WORK TO COMPLETE:
Which lines in the records below mention the word "data"? Copy each one out.
──────
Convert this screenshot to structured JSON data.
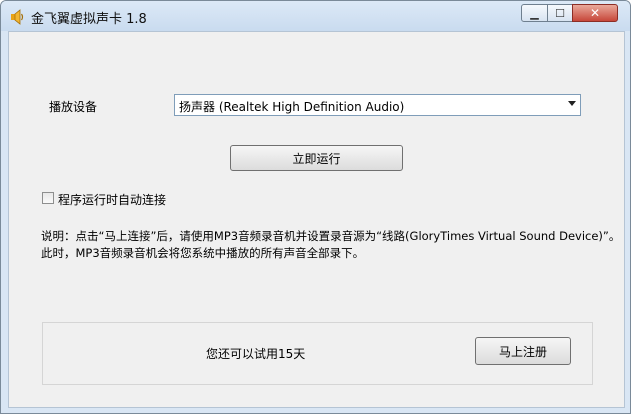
{
  "window": {
    "title": "金飞翼虚拟声卡 1.8",
    "icon": "speaker-icon",
    "controls": {
      "minimize_icon": "minimize-icon",
      "maximize_icon": "maximize-icon",
      "close_icon": "close-icon"
    }
  },
  "form": {
    "device_label": "播放设备",
    "device_value": "扬声器 (Realtek High Definition Audio)",
    "run_button": "立即运行",
    "autoconnect_label": "程序运行时自动连接",
    "autoconnect_checked": false
  },
  "description": {
    "line1": "说明：点击“马上连接”后，请使用MP3音频录音机并设置录音源为“线路(GloryTimes Virtual Sound Device)”。",
    "line2": "此时，MP3音频录音机会将您系统中播放的所有声音全部录下。"
  },
  "trial": {
    "text": "您还可以试用15天",
    "register_button": "马上注册"
  },
  "colors": {
    "accent_close": "#c7473a",
    "title_bg": "#c9dbef",
    "client_bg": "#f0f0f0"
  }
}
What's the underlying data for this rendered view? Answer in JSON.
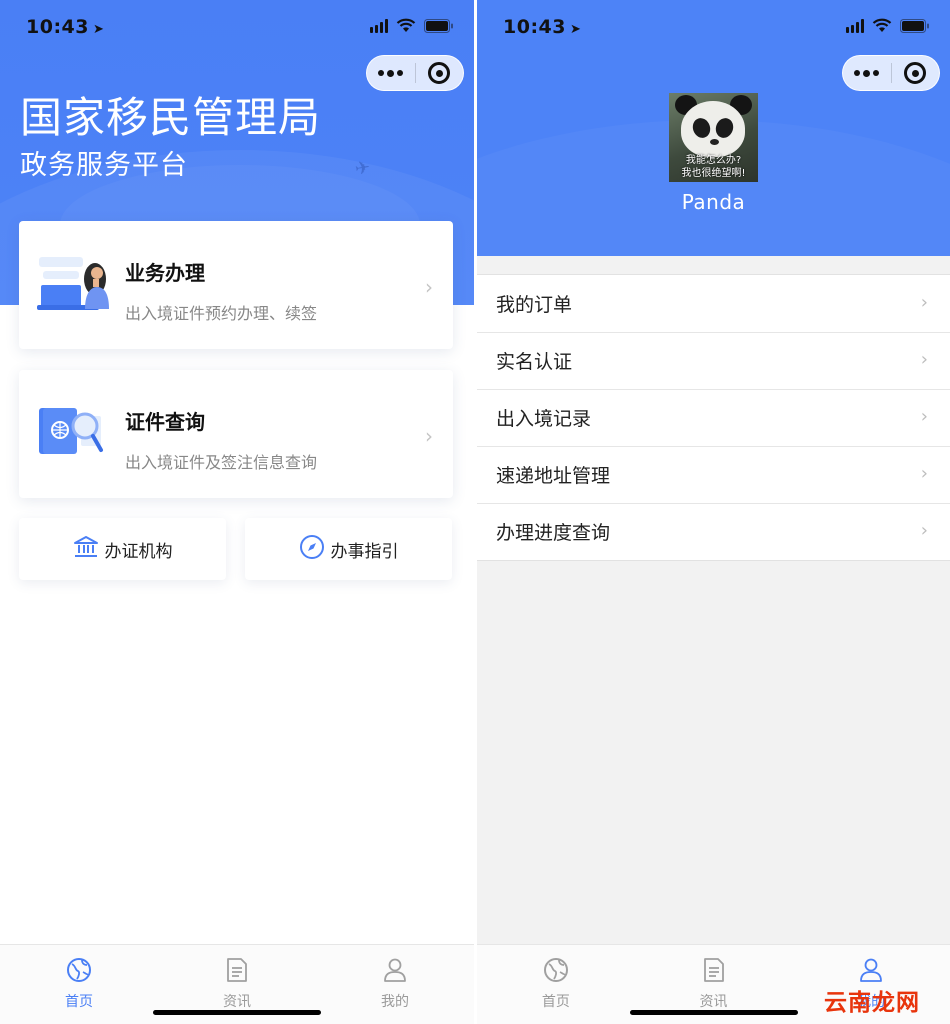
{
  "colors": {
    "brand_blue": "#4d83f7",
    "accent": "#4a7ff5",
    "watermark": "#e8340c"
  },
  "left_screen": {
    "status": {
      "time": "10:43"
    },
    "header": {
      "title": "国家移民管理局",
      "subtitle": "政务服务平台"
    },
    "cards": [
      {
        "title": "业务办理",
        "desc": "出入境证件预约办理、续签",
        "icon": "laptop-woman-illustration"
      },
      {
        "title": "证件查询",
        "desc": "出入境证件及签注信息查询",
        "icon": "passport-search-illustration"
      }
    ],
    "shortcuts": [
      {
        "label": "办证机构",
        "icon": "bank-building-icon"
      },
      {
        "label": "办事指引",
        "icon": "compass-icon"
      }
    ],
    "tabs": [
      {
        "label": "首页",
        "icon": "globe-icon",
        "active": true
      },
      {
        "label": "资讯",
        "icon": "document-icon",
        "active": false
      },
      {
        "label": "我的",
        "icon": "person-icon",
        "active": false
      }
    ]
  },
  "right_screen": {
    "status": {
      "time": "10:43"
    },
    "profile": {
      "name": "Panda",
      "avatar_caption_line1": "我能怎么办?",
      "avatar_caption_line2": "我也很绝望啊!"
    },
    "menu": [
      {
        "label": "我的订单"
      },
      {
        "label": "实名认证"
      },
      {
        "label": "出入境记录"
      },
      {
        "label": "速递地址管理"
      },
      {
        "label": "办理进度查询"
      }
    ],
    "tabs": [
      {
        "label": "首页",
        "icon": "globe-icon",
        "active": false
      },
      {
        "label": "资讯",
        "icon": "document-icon",
        "active": false
      },
      {
        "label": "我的",
        "icon": "person-icon",
        "active": true
      }
    ]
  },
  "watermark": "云南龙网"
}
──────
TASK RESULT:
Convert this screenshot to structured JSON data.
What's the underlying data for this rendered view? Answer in JSON.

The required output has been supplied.